- _Supplied records_
****************

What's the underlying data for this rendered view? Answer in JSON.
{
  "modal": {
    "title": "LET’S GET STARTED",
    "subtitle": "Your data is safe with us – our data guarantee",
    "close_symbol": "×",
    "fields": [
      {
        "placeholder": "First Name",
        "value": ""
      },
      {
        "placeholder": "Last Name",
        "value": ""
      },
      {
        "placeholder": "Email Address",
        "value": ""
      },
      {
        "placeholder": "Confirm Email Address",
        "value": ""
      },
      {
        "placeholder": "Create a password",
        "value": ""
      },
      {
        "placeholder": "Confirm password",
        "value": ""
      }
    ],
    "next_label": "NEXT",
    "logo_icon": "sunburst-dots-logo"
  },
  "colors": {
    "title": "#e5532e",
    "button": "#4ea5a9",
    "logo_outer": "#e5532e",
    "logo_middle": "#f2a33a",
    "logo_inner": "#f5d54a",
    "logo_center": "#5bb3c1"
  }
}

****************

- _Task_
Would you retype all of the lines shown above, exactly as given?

- _Reply_
What's the underlying data for this rendered view? Answer in JSON.
{
  "modal": {
    "title": "LET’S GET STARTED",
    "subtitle": "Your data is safe with us – our data guarantee",
    "close_symbol": "×",
    "fields": [
      {
        "placeholder": "First Name",
        "value": ""
      },
      {
        "placeholder": "Last Name",
        "value": ""
      },
      {
        "placeholder": "Email Address",
        "value": ""
      },
      {
        "placeholder": "Confirm Email Address",
        "value": ""
      },
      {
        "placeholder": "Create a password",
        "value": ""
      },
      {
        "placeholder": "Confirm password",
        "value": ""
      }
    ],
    "next_label": "NEXT",
    "logo_icon": "sunburst-dots-logo"
  },
  "colors": {
    "title": "#e5532e",
    "button": "#4ea5a9",
    "logo_outer": "#e5532e",
    "logo_middle": "#f2a33a",
    "logo_inner": "#f5d54a",
    "logo_center": "#5bb3c1"
  }
}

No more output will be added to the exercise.